Problem #6: Vegetarian and vegan diets are low in long-chain omega-3’s
Omega-3 fatty acids are a family of polyunsaturated fats that can’t be made by the human body and therefore must be consumed in our diet. There are three main omega-3’s in the human diet: Alpha-linolenic acid (ALA), eicosapentaenoic acid (EPA), and docosahexaenoic acid (DHA). EPA and DHA come mainly from fish (it is possible to get these omegas from certain types of algae) whereas ALA is found in walnuts, flax, chia seeds, and leafy vegetables. ALA can be converted into EPA and DHA, but the conversion is very limited.
DHA is essential for brain and eye development in infants and children. Vegans typically don’t consume any EPA or DHA, and vegetarians consume very little (egg yolks from pastured hens contain some EPA and DHA). (15) Studies have found that plasma concentrations of EPA and DHA, which reflect dietary intake of these omega-3’s, are 52.8% and 58.6% lower in vegetarians and vegans, respectively, than in omnivores. (16) These findings suggest that vegan and vegetarian children are at risk for omega-3 fatty acid deficiency, which is associated with ADHD, dyslexia, dyspraxia (poor coordination/clumsiness), depression, and autism spectrum disorders. (17)
Problem #7: Vegan diets are low in calcium
Adequate calcium intake is needed to support bone and dental health. Calcium also plays essential roles in cell signaling, blood clotting, muscle contraction, and nerve function. Calcium intake for vegan children is likely below current recommendations. (18) While there are plant foods that contain calcium, such as spinach, almonds, and sesame seeds, these foods are also high in phytic acid and oxalates, which inhibit calcium absorption. For example, you would need to eat 16 cups of spinach to get the same amount of bioavailable calcium as one glass of milk. (19) Furthermore, meat enhances the absorption of calcium. (20) Low bioavailable calcium intake in vegan children (this is less of a concern for vegetarian children if they are eating dairy) may compromise bone and tooth enamel formation and maintenance. Can’t vegan and vegetarian children just take calcium supplements? While this may seem like an easy solution, I do not recommend it. Calcium supplements are associated with increased risks of kidney disease, arterial calcification, and heart disease in adults; whether these potential harms extend to children is unknown, but I would nonetheless be cautious and avoid giving calcium supplements to kids. (21)(22)
Problem #8: Vegan and vegetarian diets are low in iron and zinc
Iron and zinc are the most bioavailable when consumed in animal foods. While some plant foods contain non-heme iron (the less bioavailable of the two forms of iron – heme and non-heme) and zinc, these foods are simultaneously high in phytic acid, which significantly inhibits the absorption of minerals.

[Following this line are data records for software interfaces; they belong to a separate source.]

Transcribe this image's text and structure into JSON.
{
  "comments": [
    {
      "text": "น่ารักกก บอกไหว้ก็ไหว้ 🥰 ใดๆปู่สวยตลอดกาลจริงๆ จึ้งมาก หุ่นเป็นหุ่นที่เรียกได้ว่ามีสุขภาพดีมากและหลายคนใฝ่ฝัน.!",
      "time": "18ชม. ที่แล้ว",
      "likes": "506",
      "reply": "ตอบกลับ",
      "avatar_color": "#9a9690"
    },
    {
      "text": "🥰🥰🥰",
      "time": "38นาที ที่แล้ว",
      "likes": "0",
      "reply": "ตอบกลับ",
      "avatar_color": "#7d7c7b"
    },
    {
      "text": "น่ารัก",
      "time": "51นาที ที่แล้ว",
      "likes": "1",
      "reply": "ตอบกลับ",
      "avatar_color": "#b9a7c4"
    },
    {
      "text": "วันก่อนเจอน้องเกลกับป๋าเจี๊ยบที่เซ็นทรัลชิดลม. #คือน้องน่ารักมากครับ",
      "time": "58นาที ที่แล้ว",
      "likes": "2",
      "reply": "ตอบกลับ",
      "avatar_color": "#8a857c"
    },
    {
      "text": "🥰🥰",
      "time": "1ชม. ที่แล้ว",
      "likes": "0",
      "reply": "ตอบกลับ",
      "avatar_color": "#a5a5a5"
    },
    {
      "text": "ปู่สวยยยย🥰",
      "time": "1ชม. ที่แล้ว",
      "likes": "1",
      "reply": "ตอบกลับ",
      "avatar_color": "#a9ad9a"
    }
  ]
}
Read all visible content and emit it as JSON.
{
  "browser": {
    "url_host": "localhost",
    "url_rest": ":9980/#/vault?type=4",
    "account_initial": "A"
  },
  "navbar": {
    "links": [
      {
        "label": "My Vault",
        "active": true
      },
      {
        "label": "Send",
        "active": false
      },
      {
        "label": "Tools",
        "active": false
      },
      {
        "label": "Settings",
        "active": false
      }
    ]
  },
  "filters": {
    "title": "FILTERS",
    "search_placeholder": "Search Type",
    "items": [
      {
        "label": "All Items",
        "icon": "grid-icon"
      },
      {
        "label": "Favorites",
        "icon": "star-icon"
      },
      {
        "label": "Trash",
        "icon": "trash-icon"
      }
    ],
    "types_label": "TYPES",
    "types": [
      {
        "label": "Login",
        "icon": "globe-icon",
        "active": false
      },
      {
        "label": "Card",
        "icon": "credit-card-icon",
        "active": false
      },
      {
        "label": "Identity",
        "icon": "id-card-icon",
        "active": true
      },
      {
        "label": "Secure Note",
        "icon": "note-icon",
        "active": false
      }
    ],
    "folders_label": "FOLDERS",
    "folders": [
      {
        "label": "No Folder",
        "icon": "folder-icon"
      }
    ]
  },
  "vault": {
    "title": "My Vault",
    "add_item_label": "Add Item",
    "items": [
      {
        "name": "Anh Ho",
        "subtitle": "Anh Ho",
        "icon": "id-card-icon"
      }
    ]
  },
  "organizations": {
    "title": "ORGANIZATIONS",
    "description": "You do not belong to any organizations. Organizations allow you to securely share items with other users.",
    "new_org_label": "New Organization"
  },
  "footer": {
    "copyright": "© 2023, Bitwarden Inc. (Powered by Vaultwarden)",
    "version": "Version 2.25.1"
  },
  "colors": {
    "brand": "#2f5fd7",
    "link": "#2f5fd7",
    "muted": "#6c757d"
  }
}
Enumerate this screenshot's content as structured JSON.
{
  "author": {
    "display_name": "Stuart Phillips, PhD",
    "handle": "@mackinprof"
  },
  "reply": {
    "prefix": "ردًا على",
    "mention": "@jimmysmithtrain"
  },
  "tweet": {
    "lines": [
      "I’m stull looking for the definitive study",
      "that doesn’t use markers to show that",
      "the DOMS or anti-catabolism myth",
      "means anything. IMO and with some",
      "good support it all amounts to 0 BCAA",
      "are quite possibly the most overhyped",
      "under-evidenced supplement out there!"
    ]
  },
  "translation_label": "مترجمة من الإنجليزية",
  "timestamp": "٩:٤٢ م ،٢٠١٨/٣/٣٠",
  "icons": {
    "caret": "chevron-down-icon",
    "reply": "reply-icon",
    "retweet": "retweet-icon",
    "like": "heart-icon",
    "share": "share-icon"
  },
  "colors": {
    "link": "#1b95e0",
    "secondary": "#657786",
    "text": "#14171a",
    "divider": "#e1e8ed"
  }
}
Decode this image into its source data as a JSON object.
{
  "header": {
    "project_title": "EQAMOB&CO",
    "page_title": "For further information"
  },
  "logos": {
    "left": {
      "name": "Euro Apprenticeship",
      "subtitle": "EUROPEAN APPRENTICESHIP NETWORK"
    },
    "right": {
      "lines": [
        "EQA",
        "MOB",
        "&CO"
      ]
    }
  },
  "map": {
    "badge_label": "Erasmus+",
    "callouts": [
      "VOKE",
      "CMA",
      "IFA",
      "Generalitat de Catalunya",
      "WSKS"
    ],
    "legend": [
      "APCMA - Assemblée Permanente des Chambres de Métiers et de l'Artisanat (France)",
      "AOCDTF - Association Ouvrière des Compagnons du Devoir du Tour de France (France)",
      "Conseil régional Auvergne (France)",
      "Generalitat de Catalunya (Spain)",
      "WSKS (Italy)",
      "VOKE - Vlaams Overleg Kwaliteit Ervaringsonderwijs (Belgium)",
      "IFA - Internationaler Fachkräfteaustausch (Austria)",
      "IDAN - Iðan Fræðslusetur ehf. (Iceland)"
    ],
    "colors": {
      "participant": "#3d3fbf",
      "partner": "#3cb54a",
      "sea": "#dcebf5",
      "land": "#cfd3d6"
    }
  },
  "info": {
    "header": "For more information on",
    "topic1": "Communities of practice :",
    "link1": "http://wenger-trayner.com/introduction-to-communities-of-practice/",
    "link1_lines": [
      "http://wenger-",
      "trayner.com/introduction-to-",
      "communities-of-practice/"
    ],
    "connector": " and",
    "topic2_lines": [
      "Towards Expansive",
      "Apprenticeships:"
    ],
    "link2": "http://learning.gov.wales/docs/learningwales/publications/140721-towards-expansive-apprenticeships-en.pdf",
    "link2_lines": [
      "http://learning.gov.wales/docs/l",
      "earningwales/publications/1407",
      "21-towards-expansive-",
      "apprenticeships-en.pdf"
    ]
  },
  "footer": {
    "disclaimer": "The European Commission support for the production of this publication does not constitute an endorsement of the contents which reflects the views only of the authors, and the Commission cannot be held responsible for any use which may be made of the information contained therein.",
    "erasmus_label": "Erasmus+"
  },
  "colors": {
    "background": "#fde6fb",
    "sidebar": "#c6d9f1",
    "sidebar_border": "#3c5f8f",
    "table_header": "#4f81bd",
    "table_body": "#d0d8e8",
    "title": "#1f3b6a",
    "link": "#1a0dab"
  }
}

Iron and zinc deficiencies have serious consequences for children. Iron deficiency causes impaired neural processing and problems with learning and memory. Zinc deficiency impairs growth, causes neurosensory disorders, and impairs cognitive and motor development. (23)
Clearly, vegan and vegetarian diets pose some significant risks for children. In light of this information, I do not believe it is wise or responsible for health authorities to deem vegan diets as safe for children. Vegetarian diets are much safer than vegan diets, if they contain eggs and dairy, but may still not be optimal for growth and development compared to omnivorous diets.